* **Available data**:
* * * * * * * * *
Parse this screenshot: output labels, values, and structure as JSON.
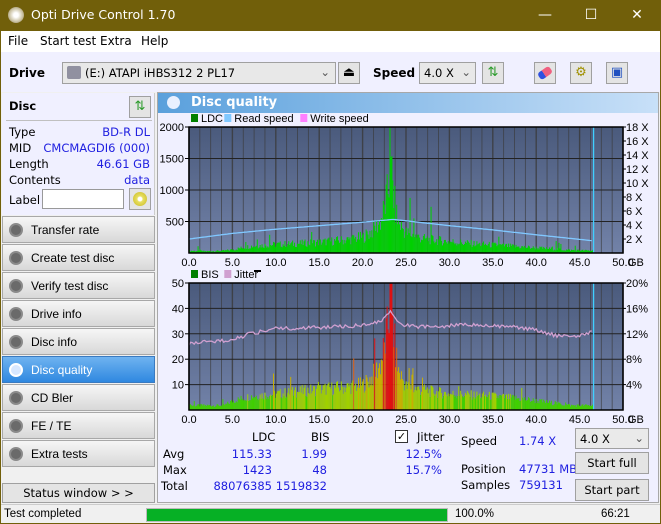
{
  "window": {
    "title": "Opti Drive Control 1.70",
    "minimize": "—",
    "maximize": "☐",
    "close": "✕"
  },
  "menu": [
    "File",
    "Start test",
    "Extra",
    "Help"
  ],
  "toolbar": {
    "drive_label": "Drive",
    "drive_value": "(E:)  ATAPI iHBS312  2 PL17",
    "speed_label": "Speed",
    "speed_value": "4.0 X"
  },
  "disc": {
    "header": "Disc",
    "rows": [
      {
        "key": "Type",
        "value": "BD-R DL"
      },
      {
        "key": "MID",
        "value": "CMCMAGDI6 (000)"
      },
      {
        "key": "Length",
        "value": "46.61 GB"
      },
      {
        "key": "Contents",
        "value": "data"
      }
    ],
    "label_key": "Label",
    "label_value": ""
  },
  "nav": [
    {
      "label": "Transfer rate",
      "active": false
    },
    {
      "label": "Create test disc",
      "active": false
    },
    {
      "label": "Verify test disc",
      "active": false
    },
    {
      "label": "Drive info",
      "active": false
    },
    {
      "label": "Disc info",
      "active": false
    },
    {
      "label": "Disc quality",
      "active": true
    },
    {
      "label": "CD Bler",
      "active": false
    },
    {
      "label": "FE / TE",
      "active": false
    },
    {
      "label": "Extra tests",
      "active": false
    }
  ],
  "status_window_button": "Status window > >",
  "panel_title": "Disc quality",
  "chart_data": [
    {
      "type": "bar",
      "legend": [
        "LDC",
        "Read speed",
        "Write speed"
      ],
      "legend_colors": [
        "#008000",
        "#80c8ff",
        "#ff80ff"
      ],
      "xlabel": "GB",
      "x_ticks": [
        "0.0",
        "5.0",
        "10.0",
        "15.0",
        "20.0",
        "25.0",
        "30.0",
        "35.0",
        "40.0",
        "45.0",
        "50.0"
      ],
      "xlim": [
        0,
        50
      ],
      "ylim": [
        0,
        2000
      ],
      "y_ticks": [
        "500",
        "1000",
        "1500",
        "2000"
      ],
      "y2_ticks": [
        "2 X",
        "4 X",
        "6 X",
        "8 X",
        "10 X",
        "12 X",
        "14 X",
        "16 X",
        "18 X"
      ],
      "y2lim": [
        0,
        18
      ],
      "end_position_gb": 46.61,
      "ldc_profile": {
        "x": [
          0,
          2,
          4,
          5,
          7,
          10,
          13,
          15,
          18,
          20,
          21,
          22,
          22.5,
          23,
          23.3,
          23.6,
          24,
          25,
          27,
          30,
          33,
          35,
          38,
          40,
          42,
          44,
          46.6
        ],
        "y": [
          40,
          30,
          40,
          60,
          120,
          150,
          170,
          190,
          230,
          280,
          380,
          550,
          800,
          1200,
          1423,
          900,
          550,
          350,
          250,
          200,
          160,
          140,
          110,
          90,
          70,
          50,
          40
        ]
      },
      "read_speed": {
        "x": [
          0,
          5,
          10,
          15,
          20,
          23.5,
          25,
          30,
          35,
          40,
          46.6
        ],
        "y": [
          2.0,
          2.8,
          3.4,
          3.9,
          4.4,
          4.8,
          4.6,
          3.9,
          3.3,
          2.6,
          1.74
        ]
      }
    },
    {
      "type": "bar",
      "legend": [
        "BIS",
        "Jitter"
      ],
      "legend_colors": [
        "#008000",
        "#d0a0d0"
      ],
      "xlabel": "GB",
      "x_ticks": [
        "0.0",
        "5.0",
        "10.0",
        "15.0",
        "20.0",
        "25.0",
        "30.0",
        "35.0",
        "40.0",
        "45.0",
        "50.0"
      ],
      "xlim": [
        0,
        50
      ],
      "ylim": [
        0,
        50
      ],
      "y_ticks": [
        "10",
        "20",
        "30",
        "40",
        "50"
      ],
      "y2_ticks": [
        "4%",
        "8%",
        "12%",
        "16%",
        "20%"
      ],
      "y2lim": [
        0,
        20
      ],
      "bis_profile": {
        "x": [
          0,
          4,
          5,
          7,
          10,
          15,
          18,
          20,
          21,
          22,
          22.5,
          23,
          23.3,
          23.6,
          24,
          25,
          28,
          30,
          35,
          38,
          40,
          42,
          44,
          46.6
        ],
        "y": [
          2,
          2,
          4,
          6,
          7,
          9,
          10,
          11,
          14,
          20,
          28,
          40,
          48,
          30,
          18,
          10,
          8,
          7,
          6,
          5,
          4,
          3,
          2,
          2
        ]
      },
      "jitter": {
        "x": [
          0,
          3,
          5,
          7,
          10,
          15,
          20,
          22,
          23.3,
          24,
          25,
          28,
          32,
          35,
          38,
          40,
          42,
          44,
          45,
          46.6
        ],
        "y": [
          10.5,
          10.8,
          11.0,
          12.0,
          12.8,
          13.0,
          13.3,
          14.0,
          15.5,
          14.0,
          13.3,
          13.0,
          13.5,
          13.3,
          13.0,
          12.6,
          11.8,
          11.4,
          11.7,
          12.5
        ]
      }
    }
  ],
  "stats": {
    "col_ldc": "LDC",
    "col_bis": "BIS",
    "jitter_label": "Jitter",
    "jitter_checked": true,
    "rows": [
      {
        "label": "Avg",
        "ldc": "115.33",
        "bis": "1.99",
        "jitter": "12.5%"
      },
      {
        "label": "Max",
        "ldc": "1423",
        "bis": "48",
        "jitter": "15.7%"
      },
      {
        "label": "Total",
        "ldc": "88076385",
        "bis": "1519832",
        "jitter": ""
      }
    ],
    "speed_label": "Speed",
    "speed_value": "1.74 X",
    "position_label": "Position",
    "position_value": "47731 MB",
    "samples_label": "Samples",
    "samples_value": "759131",
    "speed_select": "4.0 X",
    "start_full": "Start full",
    "start_part": "Start part"
  },
  "status": {
    "text": "Test completed",
    "progress": 1.0,
    "progress_text": "100.0%",
    "elapsed": "66:21"
  }
}
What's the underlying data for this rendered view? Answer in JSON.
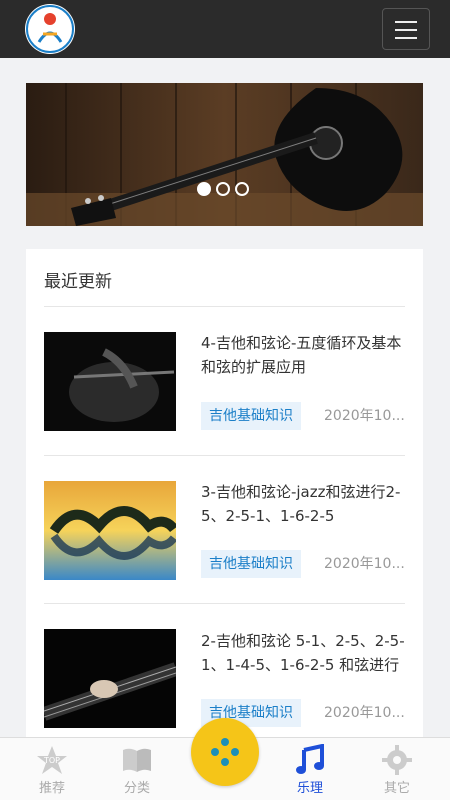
{
  "header": {
    "logo_icon": "logo-icon",
    "menu_icon": "hamburger-menu-icon"
  },
  "banner": {
    "slides": 3,
    "active_slide": 1
  },
  "latest": {
    "title": "最近更新",
    "items": [
      {
        "title": "4-吉他和弦论-五度循环及基本和弦的扩展应用",
        "tag": "吉他基础知识",
        "date": "2020年10..."
      },
      {
        "title": "3-吉他和弦论-jazz和弦进行2-5、2-5-1、1-6-2-5",
        "tag": "吉他基础知识",
        "date": "2020年10..."
      },
      {
        "title": "2-吉他和弦论 5-1、2-5、2-5-1、1-4-5、1-6-2-5 和弦进行",
        "tag": "吉他基础知识",
        "date": "2020年10..."
      }
    ]
  },
  "bottom_nav": {
    "tabs": [
      {
        "label": "推荐",
        "icon": "top-star-icon",
        "active": false
      },
      {
        "label": "分类",
        "icon": "book-icon",
        "active": false
      },
      {
        "label": "乐理",
        "icon": "music-note-icon",
        "active": true
      },
      {
        "label": "其它",
        "icon": "gear-icon",
        "active": false
      }
    ],
    "center_icon": "dots-icon"
  },
  "colors": {
    "accent": "#1e4fd8",
    "tag_text": "#1b7fc8",
    "tag_bg": "#e8f2fb",
    "center_button": "#f5c518"
  }
}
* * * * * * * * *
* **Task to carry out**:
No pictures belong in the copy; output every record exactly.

* **Task response**:
Parse this screenshot: output labels, values, and structure as JSON.
{
  "window": {
    "title": "Opti Drive Control 1.70",
    "minimize": "—",
    "maximize": "☐",
    "close": "✕"
  },
  "menu": [
    "File",
    "Start test",
    "Extra",
    "Help"
  ],
  "toolbar": {
    "drive_label": "Drive",
    "drive_value": "(E:)  ATAPI iHBS312  2 PL17",
    "speed_label": "Speed",
    "speed_value": "4.0 X"
  },
  "disc": {
    "header": "Disc",
    "rows": [
      {
        "key": "Type",
        "value": "BD-R DL"
      },
      {
        "key": "MID",
        "value": "CMCMAGDI6 (000)"
      },
      {
        "key": "Length",
        "value": "46.61 GB"
      },
      {
        "key": "Contents",
        "value": "data"
      }
    ],
    "label_key": "Label",
    "label_value": ""
  },
  "nav": [
    {
      "label": "Transfer rate",
      "active": false
    },
    {
      "label": "Create test disc",
      "active": false
    },
    {
      "label": "Verify test disc",
      "active": false
    },
    {
      "label": "Drive info",
      "active": false
    },
    {
      "label": "Disc info",
      "active": false
    },
    {
      "label": "Disc quality",
      "active": true
    },
    {
      "label": "CD Bler",
      "active": false
    },
    {
      "label": "FE / TE",
      "active": false
    },
    {
      "label": "Extra tests",
      "active": false
    }
  ],
  "status_window_button": "Status window > >",
  "panel_title": "Disc quality",
  "chart_data": [
    {
      "type": "bar",
      "legend": [
        "LDC",
        "Read speed",
        "Write speed"
      ],
      "legend_colors": [
        "#008000",
        "#80c8ff",
        "#ff80ff"
      ],
      "xlabel": "GB",
      "x_ticks": [
        "0.0",
        "5.0",
        "10.0",
        "15.0",
        "20.0",
        "25.0",
        "30.0",
        "35.0",
        "40.0",
        "45.0",
        "50.0"
      ],
      "xlim": [
        0,
        50
      ],
      "ylim": [
        0,
        2000
      ],
      "y_ticks": [
        "500",
        "1000",
        "1500",
        "2000"
      ],
      "y2_ticks": [
        "2 X",
        "4 X",
        "6 X",
        "8 X",
        "10 X",
        "12 X",
        "14 X",
        "16 X",
        "18 X"
      ],
      "y2lim": [
        0,
        18
      ],
      "end_position_gb": 46.61,
      "ldc_profile": {
        "x": [
          0,
          2,
          4,
          5,
          7,
          10,
          13,
          15,
          18,
          20,
          21,
          22,
          22.5,
          23,
          23.3,
          23.6,
          24,
          25,
          27,
          30,
          33,
          35,
          38,
          40,
          42,
          44,
          46.6
        ],
        "y": [
          40,
          30,
          40,
          60,
          120,
          150,
          170,
          190,
          230,
          280,
          380,
          550,
          800,
          1200,
          1423,
          900,
          550,
          350,
          250,
          200,
          160,
          140,
          110,
          90,
          70,
          50,
          40
        ]
      },
      "read_speed": {
        "x": [
          0,
          5,
          10,
          15,
          20,
          23.5,
          25,
          30,
          35,
          40,
          46.6
        ],
        "y": [
          2.0,
          2.8,
          3.4,
          3.9,
          4.4,
          4.8,
          4.6,
          3.9,
          3.3,
          2.6,
          1.74
        ]
      }
    },
    {
      "type": "bar",
      "legend": [
        "BIS",
        "Jitter"
      ],
      "legend_colors": [
        "#008000",
        "#d0a0d0"
      ],
      "xlabel": "GB",
      "x_ticks": [
        "0.0",
        "5.0",
        "10.0",
        "15.0",
        "20.0",
        "25.0",
        "30.0",
        "35.0",
        "40.0",
        "45.0",
        "50.0"
      ],
      "xlim": [
        0,
        50
      ],
      "ylim": [
        0,
        50
      ],
      "y_ticks": [
        "10",
        "20",
        "30",
        "40",
        "50"
      ],
      "y2_ticks": [
        "4%",
        "8%",
        "12%",
        "16%",
        "20%"
      ],
      "y2lim": [
        0,
        20
      ],
      "bis_profile": {
        "x": [
          0,
          4,
          5,
          7,
          10,
          15,
          18,
          20,
          21,
          22,
          22.5,
          23,
          23.3,
          23.6,
          24,
          25,
          28,
          30,
          35,
          38,
          40,
          42,
          44,
          46.6
        ],
        "y": [
          2,
          2,
          4,
          6,
          7,
          9,
          10,
          11,
          14,
          20,
          28,
          40,
          48,
          30,
          18,
          10,
          8,
          7,
          6,
          5,
          4,
          3,
          2,
          2
        ]
      },
      "jitter": {
        "x": [
          0,
          3,
          5,
          7,
          10,
          15,
          20,
          22,
          23.3,
          24,
          25,
          28,
          32,
          35,
          38,
          40,
          42,
          44,
          45,
          46.6
        ],
        "y": [
          10.5,
          10.8,
          11.0,
          12.0,
          12.8,
          13.0,
          13.3,
          14.0,
          15.5,
          14.0,
          13.3,
          13.0,
          13.5,
          13.3,
          13.0,
          12.6,
          11.8,
          11.4,
          11.7,
          12.5
        ]
      }
    }
  ],
  "stats": {
    "col_ldc": "LDC",
    "col_bis": "BIS",
    "jitter_label": "Jitter",
    "jitter_checked": true,
    "rows": [
      {
        "label": "Avg",
        "ldc": "115.33",
        "bis": "1.99",
        "jitter": "12.5%"
      },
      {
        "label": "Max",
        "ldc": "1423",
        "bis": "48",
        "jitter": "15.7%"
      },
      {
        "label": "Total",
        "ldc": "88076385",
        "bis": "1519832",
        "jitter": ""
      }
    ],
    "speed_label": "Speed",
    "speed_value": "1.74 X",
    "position_label": "Position",
    "position_value": "47731 MB",
    "samples_label": "Samples",
    "samples_value": "759131",
    "speed_select": "4.0 X",
    "start_full": "Start full",
    "start_part": "Start part"
  },
  "status": {
    "text": "Test completed",
    "progress": 1.0,
    "progress_text": "100.0%",
    "elapsed": "66:21"
  }
}
What's the underlying data for this rendered view? Answer in JSON.
{
  "header": {
    "logo_icon": "logo-icon",
    "menu_icon": "hamburger-menu-icon"
  },
  "banner": {
    "slides": 3,
    "active_slide": 1
  },
  "latest": {
    "title": "最近更新",
    "items": [
      {
        "title": "4-吉他和弦论-五度循环及基本和弦的扩展应用",
        "tag": "吉他基础知识",
        "date": "2020年10..."
      },
      {
        "title": "3-吉他和弦论-jazz和弦进行2-5、2-5-1、1-6-2-5",
        "tag": "吉他基础知识",
        "date": "2020年10..."
      },
      {
        "title": "2-吉他和弦论 5-1、2-5、2-5-1、1-4-5、1-6-2-5 和弦进行",
        "tag": "吉他基础知识",
        "date": "2020年10..."
      }
    ]
  },
  "bottom_nav": {
    "tabs": [
      {
        "label": "推荐",
        "icon": "top-star-icon",
        "active": false
      },
      {
        "label": "分类",
        "icon": "book-icon",
        "active": false
      },
      {
        "label": "乐理",
        "icon": "music-note-icon",
        "active": true
      },
      {
        "label": "其它",
        "icon": "gear-icon",
        "active": false
      }
    ],
    "center_icon": "dots-icon"
  },
  "colors": {
    "accent": "#1e4fd8",
    "tag_text": "#1b7fc8",
    "tag_bg": "#e8f2fb",
    "center_button": "#f5c518"
  }
}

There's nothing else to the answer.